“CARP members want their children and grandchildren to be well looked- after as well. So I don’t think that we should allow governments to play one generation off against the next. There are ways in which we can structure the … spending now so that there is more money to spend on things like day care. But we’re also looking for ways in which people can care for older loved ones at home… There are opportunities to divert demand for the healthcare system in ways that creates savings that can be used to meet those demands.” – Power & Politics, Dec. 21, 2011

“Okay, you’ve convinced me. Now go out there and bring pressure on me.” ! – President Franklin D. Roosevelt

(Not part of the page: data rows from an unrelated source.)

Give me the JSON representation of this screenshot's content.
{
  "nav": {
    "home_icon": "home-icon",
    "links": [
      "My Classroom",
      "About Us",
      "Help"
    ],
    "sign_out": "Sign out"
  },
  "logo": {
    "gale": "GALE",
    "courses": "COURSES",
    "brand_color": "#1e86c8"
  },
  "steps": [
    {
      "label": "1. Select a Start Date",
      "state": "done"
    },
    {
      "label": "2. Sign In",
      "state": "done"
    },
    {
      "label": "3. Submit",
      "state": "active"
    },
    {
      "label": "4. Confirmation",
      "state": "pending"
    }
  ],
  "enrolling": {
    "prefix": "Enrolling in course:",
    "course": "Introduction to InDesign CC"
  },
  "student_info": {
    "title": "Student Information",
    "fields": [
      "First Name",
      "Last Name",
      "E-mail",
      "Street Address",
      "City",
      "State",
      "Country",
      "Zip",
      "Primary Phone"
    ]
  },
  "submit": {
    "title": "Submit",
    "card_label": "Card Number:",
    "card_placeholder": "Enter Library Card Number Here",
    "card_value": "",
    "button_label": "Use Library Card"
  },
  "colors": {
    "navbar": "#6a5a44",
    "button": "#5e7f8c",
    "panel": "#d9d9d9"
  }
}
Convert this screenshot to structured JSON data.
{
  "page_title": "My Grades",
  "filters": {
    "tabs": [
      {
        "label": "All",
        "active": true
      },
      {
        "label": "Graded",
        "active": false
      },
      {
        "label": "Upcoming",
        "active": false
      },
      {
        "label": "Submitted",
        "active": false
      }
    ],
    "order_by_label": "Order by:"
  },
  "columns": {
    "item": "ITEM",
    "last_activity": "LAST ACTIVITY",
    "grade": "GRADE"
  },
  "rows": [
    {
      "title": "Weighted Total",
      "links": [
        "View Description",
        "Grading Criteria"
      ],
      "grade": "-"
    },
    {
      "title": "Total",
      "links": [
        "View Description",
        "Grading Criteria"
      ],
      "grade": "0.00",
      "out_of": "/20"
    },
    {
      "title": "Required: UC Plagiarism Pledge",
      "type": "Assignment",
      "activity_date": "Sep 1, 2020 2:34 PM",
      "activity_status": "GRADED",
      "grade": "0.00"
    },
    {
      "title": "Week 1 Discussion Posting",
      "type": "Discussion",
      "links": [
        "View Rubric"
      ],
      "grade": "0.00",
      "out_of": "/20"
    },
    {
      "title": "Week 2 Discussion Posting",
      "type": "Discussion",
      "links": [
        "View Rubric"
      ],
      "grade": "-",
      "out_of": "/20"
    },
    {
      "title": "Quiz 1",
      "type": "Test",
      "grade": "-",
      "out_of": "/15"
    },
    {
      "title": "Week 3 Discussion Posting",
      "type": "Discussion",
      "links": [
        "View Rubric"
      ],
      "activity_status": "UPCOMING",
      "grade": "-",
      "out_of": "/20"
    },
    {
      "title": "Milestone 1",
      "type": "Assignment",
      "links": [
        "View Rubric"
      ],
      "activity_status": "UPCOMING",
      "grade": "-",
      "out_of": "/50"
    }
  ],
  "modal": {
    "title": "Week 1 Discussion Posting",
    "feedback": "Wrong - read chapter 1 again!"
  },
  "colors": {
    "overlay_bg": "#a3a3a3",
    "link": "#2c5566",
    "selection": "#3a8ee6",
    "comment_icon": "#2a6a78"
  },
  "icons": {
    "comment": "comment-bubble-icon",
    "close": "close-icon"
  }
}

Roosevelt may have said this decades ago but it remains a steadfast rule of politics. In order to effect any change, you need to be able to apply pressure on the politicians concerned. The media matters because it extends our reach and it is, largely, where public opinion is captured and influenced.

And it lets the decision makers see who else is also seeing and hearing CARP’s message. And if the MPs need any more convincing, CARP members and other Canadians who caught us in the national headlines or the evening newscast will be calling them in the morning.